What the exercise asks: Search through the entries for the word "Основное" and copy every line that has it.

Dataset items
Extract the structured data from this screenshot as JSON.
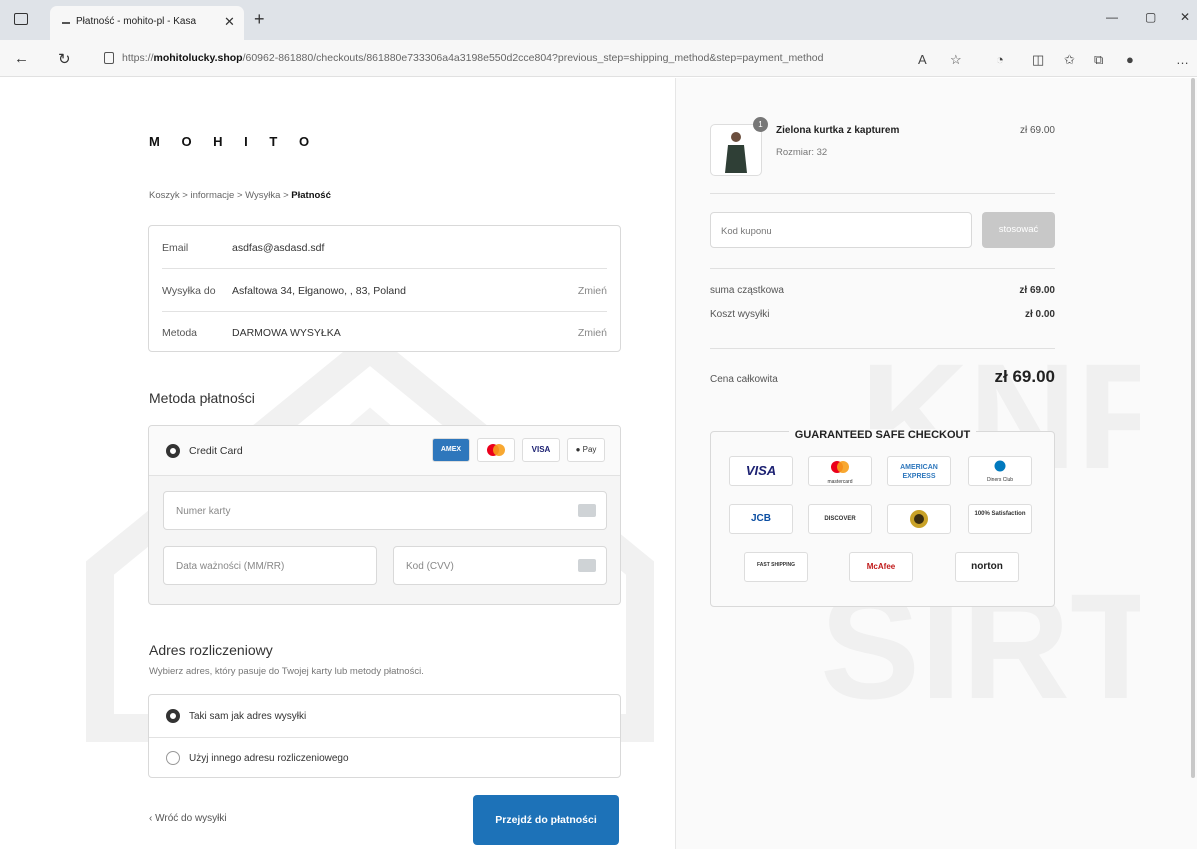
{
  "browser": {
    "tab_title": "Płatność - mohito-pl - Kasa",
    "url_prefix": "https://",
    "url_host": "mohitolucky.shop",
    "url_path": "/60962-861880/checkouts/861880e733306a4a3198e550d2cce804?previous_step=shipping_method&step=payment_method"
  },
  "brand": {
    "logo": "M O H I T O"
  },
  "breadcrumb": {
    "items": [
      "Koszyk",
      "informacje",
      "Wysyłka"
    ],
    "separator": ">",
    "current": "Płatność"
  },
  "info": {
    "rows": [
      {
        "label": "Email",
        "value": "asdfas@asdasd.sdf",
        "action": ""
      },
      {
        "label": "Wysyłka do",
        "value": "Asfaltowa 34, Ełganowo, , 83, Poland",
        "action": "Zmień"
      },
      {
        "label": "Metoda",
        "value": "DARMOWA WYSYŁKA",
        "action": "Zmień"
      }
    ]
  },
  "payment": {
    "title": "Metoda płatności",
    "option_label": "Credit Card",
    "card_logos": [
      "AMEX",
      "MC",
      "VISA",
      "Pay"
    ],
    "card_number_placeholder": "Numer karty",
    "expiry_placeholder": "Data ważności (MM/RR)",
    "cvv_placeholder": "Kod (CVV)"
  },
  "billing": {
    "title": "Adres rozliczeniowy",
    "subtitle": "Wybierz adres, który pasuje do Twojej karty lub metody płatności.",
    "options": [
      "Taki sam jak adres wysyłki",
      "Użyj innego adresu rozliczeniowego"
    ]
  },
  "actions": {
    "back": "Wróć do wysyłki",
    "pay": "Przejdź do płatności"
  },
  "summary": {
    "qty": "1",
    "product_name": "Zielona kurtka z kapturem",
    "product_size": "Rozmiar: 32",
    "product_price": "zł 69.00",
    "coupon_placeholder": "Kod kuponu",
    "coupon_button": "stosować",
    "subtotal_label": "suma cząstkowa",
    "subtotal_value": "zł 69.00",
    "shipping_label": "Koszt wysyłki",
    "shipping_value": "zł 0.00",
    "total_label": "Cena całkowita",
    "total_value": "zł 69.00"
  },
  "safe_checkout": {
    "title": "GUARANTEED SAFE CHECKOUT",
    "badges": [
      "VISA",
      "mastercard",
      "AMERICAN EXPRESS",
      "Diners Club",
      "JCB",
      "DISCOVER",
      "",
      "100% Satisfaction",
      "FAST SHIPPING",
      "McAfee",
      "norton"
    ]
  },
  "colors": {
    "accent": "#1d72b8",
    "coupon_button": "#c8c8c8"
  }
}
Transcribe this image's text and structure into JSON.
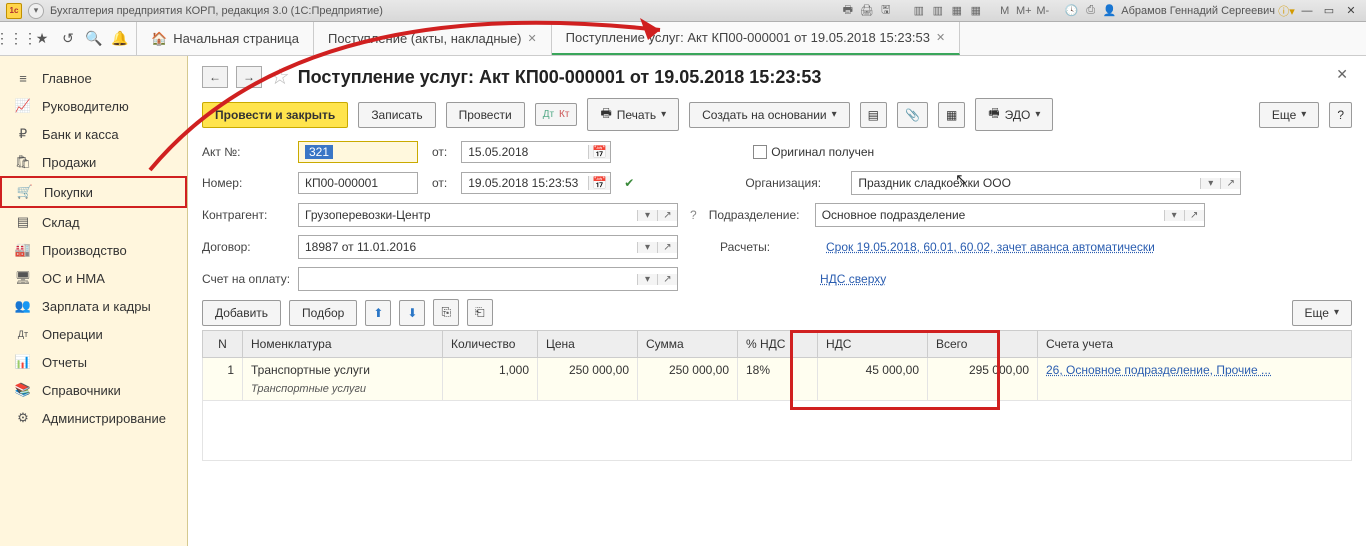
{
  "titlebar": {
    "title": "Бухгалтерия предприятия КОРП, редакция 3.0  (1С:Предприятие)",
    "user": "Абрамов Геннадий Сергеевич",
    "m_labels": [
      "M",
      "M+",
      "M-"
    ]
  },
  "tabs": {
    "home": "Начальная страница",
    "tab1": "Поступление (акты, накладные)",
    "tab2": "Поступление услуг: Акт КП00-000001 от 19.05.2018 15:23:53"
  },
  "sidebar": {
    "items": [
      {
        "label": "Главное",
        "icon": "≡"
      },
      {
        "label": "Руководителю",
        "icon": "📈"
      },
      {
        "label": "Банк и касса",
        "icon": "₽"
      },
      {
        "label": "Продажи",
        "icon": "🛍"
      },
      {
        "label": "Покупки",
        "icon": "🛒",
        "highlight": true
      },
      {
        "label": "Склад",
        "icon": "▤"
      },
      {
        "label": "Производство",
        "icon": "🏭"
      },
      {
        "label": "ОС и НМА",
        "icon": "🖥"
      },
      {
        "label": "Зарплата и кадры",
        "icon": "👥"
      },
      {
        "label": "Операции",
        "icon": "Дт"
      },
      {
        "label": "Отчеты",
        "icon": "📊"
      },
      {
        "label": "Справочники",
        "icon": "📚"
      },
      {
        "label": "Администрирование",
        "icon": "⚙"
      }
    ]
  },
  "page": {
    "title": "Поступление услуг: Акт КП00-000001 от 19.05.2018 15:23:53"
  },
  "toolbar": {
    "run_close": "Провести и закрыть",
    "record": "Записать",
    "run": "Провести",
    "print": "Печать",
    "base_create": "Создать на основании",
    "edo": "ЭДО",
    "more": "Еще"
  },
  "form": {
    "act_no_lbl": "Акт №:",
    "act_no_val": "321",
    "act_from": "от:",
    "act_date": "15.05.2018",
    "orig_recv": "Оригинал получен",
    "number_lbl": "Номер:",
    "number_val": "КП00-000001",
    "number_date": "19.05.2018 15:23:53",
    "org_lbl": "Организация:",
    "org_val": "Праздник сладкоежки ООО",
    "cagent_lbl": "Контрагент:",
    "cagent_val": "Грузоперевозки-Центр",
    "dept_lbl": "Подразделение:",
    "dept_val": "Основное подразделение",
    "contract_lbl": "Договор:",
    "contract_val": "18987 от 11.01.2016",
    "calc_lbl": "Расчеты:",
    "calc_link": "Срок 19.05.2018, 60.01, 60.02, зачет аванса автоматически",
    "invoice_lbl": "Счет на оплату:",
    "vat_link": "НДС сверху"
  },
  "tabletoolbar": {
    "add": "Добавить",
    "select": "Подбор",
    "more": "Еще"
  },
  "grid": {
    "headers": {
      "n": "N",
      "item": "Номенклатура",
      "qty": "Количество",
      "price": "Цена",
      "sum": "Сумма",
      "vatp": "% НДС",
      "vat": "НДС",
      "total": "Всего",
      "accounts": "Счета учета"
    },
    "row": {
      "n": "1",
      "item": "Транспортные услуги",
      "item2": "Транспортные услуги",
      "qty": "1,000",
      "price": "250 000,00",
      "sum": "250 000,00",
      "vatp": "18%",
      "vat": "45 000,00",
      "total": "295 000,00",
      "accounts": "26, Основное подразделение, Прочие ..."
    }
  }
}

Solution for this problem:
    "dept_val": "Основное подразделение",
      "accounts": "26, Основное подразделение, Прочие ..."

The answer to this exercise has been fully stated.